* [What to do] Determine the number of lines in these entries that hold the word "Risco". Give the number and nothing more.

* [Source data]
□ □ □ □

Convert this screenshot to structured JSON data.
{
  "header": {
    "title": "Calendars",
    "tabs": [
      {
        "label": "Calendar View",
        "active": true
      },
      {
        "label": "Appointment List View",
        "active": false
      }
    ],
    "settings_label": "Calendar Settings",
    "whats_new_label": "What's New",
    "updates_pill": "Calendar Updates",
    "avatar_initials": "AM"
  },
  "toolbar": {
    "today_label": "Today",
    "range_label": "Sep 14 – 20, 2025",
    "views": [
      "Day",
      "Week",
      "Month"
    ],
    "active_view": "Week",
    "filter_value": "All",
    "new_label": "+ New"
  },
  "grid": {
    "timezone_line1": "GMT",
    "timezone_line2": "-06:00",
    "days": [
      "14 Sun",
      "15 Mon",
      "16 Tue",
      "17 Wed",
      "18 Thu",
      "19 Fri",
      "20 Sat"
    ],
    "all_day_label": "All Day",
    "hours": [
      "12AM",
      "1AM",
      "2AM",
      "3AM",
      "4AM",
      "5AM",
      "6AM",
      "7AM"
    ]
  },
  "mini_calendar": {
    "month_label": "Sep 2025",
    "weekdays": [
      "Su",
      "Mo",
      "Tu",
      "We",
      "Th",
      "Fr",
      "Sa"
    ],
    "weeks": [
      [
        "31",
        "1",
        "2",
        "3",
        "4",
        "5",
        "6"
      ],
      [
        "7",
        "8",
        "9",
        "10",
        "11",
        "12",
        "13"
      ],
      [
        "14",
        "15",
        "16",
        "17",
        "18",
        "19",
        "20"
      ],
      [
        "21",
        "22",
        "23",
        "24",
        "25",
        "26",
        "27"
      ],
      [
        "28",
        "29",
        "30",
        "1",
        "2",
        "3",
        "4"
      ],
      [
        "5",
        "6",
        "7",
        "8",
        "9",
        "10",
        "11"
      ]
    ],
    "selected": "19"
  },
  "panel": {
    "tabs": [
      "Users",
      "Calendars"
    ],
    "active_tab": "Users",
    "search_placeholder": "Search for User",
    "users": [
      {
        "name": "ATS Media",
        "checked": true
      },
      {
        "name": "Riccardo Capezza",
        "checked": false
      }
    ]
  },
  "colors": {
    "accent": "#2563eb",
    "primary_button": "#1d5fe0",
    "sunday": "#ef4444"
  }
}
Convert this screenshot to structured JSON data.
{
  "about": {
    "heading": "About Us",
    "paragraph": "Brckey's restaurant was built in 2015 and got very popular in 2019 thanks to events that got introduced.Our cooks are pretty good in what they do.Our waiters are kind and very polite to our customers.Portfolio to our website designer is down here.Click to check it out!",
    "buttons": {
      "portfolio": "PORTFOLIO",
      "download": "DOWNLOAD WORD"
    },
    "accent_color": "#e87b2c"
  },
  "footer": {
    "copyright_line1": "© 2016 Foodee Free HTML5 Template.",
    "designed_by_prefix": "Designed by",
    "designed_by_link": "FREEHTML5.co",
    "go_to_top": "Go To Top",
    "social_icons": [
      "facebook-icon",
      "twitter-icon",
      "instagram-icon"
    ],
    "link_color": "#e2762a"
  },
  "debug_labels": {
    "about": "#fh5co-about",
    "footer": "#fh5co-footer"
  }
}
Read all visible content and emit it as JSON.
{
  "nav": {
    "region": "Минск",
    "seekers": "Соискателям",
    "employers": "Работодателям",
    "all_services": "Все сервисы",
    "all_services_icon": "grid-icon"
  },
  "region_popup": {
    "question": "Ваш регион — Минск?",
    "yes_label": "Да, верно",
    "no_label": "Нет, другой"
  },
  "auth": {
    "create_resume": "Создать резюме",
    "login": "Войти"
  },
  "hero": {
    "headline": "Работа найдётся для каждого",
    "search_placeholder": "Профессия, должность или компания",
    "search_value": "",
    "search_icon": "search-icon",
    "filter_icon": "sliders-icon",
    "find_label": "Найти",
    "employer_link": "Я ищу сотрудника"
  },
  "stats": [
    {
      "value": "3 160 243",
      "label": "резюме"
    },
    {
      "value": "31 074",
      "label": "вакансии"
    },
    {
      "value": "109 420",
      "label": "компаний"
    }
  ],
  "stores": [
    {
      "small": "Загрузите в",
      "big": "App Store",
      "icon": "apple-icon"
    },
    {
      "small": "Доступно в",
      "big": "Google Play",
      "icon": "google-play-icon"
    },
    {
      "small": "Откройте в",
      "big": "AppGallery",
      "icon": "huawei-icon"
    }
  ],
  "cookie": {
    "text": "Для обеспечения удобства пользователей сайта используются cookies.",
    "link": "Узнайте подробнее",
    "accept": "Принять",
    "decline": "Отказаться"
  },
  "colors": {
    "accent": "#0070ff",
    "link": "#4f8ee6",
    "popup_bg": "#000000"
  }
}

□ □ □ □

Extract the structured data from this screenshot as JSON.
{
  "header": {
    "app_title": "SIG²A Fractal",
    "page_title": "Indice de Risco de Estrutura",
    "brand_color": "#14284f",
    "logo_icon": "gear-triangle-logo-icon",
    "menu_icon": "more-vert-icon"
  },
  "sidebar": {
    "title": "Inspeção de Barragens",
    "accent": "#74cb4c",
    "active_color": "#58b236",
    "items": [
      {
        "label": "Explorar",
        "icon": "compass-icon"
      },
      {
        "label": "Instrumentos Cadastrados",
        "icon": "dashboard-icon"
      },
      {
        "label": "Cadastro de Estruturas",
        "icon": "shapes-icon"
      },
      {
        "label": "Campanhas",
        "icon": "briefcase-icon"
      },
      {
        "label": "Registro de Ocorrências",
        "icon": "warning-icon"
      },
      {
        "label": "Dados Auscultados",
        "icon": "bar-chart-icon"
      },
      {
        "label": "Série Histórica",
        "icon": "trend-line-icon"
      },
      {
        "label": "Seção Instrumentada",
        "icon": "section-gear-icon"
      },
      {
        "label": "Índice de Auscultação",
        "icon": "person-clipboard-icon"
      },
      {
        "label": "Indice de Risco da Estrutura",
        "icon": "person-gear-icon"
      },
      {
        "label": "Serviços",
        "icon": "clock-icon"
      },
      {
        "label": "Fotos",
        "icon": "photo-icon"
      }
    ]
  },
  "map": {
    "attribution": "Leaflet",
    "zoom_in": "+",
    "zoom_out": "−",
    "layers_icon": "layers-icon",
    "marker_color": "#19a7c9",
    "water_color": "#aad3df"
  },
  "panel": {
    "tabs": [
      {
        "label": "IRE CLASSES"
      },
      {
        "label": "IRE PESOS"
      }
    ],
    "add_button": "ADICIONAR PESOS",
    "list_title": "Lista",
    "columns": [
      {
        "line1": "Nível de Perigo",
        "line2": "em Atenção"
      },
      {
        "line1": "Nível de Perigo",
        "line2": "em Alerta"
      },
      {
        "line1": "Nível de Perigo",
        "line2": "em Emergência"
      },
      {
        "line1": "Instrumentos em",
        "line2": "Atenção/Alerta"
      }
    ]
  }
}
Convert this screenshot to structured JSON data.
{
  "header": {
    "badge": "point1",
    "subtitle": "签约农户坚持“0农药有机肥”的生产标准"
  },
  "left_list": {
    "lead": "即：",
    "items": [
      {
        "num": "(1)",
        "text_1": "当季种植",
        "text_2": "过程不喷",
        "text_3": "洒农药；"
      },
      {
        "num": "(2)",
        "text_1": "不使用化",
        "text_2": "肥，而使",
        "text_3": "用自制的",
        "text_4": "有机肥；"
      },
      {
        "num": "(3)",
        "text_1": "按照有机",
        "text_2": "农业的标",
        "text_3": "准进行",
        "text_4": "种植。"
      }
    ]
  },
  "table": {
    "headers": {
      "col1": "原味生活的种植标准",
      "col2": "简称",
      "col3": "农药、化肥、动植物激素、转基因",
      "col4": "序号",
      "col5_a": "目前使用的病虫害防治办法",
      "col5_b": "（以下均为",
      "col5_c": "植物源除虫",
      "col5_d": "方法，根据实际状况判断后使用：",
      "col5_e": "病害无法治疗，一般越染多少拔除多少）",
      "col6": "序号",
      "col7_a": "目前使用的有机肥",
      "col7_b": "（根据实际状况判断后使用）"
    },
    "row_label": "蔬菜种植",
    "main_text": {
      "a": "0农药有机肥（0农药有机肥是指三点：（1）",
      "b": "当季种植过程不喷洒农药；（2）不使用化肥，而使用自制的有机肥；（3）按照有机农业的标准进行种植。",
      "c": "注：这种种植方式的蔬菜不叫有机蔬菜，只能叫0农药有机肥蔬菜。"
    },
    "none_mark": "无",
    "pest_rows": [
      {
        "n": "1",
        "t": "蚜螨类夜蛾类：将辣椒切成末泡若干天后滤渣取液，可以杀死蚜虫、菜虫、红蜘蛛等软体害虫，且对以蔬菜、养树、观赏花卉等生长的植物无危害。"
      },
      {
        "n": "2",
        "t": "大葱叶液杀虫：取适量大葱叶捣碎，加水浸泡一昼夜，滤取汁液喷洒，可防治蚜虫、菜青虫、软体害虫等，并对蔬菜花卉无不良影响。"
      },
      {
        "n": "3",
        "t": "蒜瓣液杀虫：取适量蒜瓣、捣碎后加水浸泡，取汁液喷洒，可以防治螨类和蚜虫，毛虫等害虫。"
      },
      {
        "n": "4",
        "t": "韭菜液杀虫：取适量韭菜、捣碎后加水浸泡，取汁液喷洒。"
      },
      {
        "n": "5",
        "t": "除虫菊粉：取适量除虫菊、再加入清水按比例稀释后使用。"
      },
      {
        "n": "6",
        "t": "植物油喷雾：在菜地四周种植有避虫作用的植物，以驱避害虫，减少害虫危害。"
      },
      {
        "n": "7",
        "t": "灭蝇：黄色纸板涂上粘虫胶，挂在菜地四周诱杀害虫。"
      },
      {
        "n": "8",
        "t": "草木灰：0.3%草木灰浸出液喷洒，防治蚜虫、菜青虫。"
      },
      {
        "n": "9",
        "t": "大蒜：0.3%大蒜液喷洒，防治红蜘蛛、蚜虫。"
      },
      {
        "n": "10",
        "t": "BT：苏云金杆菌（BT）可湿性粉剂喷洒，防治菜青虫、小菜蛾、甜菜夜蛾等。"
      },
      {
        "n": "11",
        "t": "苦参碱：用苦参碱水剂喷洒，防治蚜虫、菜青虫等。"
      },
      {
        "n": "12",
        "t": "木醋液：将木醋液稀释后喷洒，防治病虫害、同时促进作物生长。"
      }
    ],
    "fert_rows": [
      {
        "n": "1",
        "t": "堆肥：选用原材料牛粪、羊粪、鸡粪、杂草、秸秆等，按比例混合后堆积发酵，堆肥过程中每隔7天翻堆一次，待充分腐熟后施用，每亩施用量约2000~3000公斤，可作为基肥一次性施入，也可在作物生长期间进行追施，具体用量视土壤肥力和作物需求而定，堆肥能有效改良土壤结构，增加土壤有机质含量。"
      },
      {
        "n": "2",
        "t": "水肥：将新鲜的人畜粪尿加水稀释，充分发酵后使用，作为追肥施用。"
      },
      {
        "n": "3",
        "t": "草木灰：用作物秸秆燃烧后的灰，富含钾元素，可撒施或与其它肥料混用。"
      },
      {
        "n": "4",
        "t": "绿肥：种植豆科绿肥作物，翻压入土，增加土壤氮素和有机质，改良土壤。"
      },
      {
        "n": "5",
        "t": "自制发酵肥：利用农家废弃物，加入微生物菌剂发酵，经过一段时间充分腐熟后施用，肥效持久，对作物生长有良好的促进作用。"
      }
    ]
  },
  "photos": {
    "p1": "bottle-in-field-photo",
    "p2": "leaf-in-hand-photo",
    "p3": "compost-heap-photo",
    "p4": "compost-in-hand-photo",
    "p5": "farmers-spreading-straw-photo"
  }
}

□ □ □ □

* [Reply to the task] 2